THESSALONIKI- College students in Greece don’t have to graduate and some have stayed in school, at least on the books, so long they are called “eternal students,” and the problem is so bad that some 40 percent of those at Aristotle and Macedonia universities haven’t reported they’ve either dropped out or haven’t been able to get their degrees over the last eight years.
A report on the local Voria website said, the Aristotle University of Thessaloniki has 76,628 registered students, of which 43,051, or 56 percent, have been registered for the past seven years without graduating.
The remaining 44 percent are considered eternal students, meaning that they have been enrolled for more than double the standard four-year degree term and have stopped attending classes, without formally declaring that they’re dropping out or expelled.

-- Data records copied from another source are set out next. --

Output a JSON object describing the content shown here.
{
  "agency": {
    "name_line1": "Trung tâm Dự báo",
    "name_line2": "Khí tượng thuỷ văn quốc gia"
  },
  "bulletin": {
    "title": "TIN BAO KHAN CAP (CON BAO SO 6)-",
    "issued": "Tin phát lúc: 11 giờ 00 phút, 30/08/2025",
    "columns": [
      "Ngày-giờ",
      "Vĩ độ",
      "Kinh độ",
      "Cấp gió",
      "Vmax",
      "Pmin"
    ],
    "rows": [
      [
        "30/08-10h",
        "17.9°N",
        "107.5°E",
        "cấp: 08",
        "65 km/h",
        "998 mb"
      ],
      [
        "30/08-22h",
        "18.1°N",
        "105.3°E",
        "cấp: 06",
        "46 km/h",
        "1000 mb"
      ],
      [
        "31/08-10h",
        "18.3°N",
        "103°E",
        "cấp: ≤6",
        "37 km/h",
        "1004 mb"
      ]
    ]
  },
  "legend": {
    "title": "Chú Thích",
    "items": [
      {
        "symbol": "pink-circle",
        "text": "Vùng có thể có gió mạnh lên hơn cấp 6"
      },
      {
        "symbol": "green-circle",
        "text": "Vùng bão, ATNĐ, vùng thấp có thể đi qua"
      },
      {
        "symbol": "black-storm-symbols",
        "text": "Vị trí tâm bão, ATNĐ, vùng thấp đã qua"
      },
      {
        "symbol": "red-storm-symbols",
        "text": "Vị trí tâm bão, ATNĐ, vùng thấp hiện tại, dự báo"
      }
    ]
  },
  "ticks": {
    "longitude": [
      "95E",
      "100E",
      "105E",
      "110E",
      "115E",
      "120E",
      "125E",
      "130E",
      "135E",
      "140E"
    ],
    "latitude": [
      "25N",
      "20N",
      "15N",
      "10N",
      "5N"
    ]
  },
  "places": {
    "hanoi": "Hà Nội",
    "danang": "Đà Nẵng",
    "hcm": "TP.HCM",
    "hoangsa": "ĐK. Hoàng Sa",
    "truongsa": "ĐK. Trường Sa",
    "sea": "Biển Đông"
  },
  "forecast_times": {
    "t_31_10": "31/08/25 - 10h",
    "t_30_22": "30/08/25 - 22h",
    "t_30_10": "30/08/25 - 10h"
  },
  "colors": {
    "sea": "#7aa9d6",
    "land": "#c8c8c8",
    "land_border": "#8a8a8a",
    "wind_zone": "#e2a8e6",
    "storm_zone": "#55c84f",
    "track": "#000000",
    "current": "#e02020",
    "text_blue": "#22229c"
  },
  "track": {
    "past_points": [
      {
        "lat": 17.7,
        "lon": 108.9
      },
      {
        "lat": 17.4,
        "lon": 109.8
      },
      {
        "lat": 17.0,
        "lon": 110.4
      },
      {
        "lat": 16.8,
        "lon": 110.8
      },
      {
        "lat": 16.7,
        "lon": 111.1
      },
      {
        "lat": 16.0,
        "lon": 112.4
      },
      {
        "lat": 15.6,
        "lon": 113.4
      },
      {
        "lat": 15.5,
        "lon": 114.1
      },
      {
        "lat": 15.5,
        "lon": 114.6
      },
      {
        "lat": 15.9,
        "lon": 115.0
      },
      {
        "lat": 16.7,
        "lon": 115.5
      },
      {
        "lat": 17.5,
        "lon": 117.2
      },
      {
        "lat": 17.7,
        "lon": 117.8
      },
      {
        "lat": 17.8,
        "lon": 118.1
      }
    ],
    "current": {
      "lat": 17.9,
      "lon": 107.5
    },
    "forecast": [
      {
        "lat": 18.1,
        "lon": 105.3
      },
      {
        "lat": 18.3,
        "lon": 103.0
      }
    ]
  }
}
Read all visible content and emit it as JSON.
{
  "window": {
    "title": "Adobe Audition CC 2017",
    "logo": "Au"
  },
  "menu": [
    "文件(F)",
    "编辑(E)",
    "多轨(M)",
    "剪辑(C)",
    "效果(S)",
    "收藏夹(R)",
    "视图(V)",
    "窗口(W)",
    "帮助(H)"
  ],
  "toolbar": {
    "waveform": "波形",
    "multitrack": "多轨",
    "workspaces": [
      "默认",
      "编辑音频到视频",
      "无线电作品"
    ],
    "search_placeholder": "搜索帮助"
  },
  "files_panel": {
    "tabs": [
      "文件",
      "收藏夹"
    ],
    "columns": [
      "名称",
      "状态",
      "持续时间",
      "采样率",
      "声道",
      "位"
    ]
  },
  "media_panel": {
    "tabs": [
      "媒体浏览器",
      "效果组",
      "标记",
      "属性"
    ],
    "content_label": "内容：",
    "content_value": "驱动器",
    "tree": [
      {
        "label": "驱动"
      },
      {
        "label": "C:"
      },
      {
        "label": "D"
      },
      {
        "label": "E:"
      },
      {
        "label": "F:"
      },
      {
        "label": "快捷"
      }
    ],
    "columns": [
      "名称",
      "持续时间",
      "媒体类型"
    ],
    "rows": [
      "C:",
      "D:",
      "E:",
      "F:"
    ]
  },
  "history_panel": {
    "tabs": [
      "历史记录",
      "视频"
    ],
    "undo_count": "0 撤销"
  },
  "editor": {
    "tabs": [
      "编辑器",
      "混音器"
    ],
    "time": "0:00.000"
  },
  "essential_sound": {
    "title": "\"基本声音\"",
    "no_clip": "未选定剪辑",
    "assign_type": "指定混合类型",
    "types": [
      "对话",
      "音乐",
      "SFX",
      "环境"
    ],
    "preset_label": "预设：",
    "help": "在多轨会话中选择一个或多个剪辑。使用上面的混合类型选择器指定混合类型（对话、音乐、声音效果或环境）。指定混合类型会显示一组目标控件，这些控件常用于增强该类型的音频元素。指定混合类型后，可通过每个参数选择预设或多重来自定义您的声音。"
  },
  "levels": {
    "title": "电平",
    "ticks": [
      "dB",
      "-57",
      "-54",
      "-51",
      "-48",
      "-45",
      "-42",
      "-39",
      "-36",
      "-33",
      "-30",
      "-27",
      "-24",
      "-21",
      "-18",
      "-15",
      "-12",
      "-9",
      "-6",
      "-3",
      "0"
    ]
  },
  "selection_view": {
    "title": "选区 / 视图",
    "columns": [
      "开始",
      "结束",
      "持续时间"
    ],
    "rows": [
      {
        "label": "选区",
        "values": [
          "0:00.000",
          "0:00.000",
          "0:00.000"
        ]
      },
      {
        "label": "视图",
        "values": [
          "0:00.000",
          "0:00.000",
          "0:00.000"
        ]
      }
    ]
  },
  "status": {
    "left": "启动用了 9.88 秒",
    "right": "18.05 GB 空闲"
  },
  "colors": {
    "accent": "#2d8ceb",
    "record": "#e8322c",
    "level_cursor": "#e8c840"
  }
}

The Aristotle also has an additional 7,766 postgraduate, 4,364 doctoral and 242 post-doctoral students, the report said although it’s rated the second best college in the country behind the University of Athens but only 349th in the world by US News and World report rankings.
At the University of Macedonia, there are 17,385 students but only 60 percent are still studying and attending classes with no reports where the others went or why they are still listed as enrolled students.
The discovery emerged after the institutions submitted records to the Education Ministry in order to qualify for a portion of some 7 million euros ($7.82 million) being given in emergency funding to the country’s universities. The ministry is reportedly mulling a strict cap on the number of years students can be registered at a university without completing their degree, it was also said.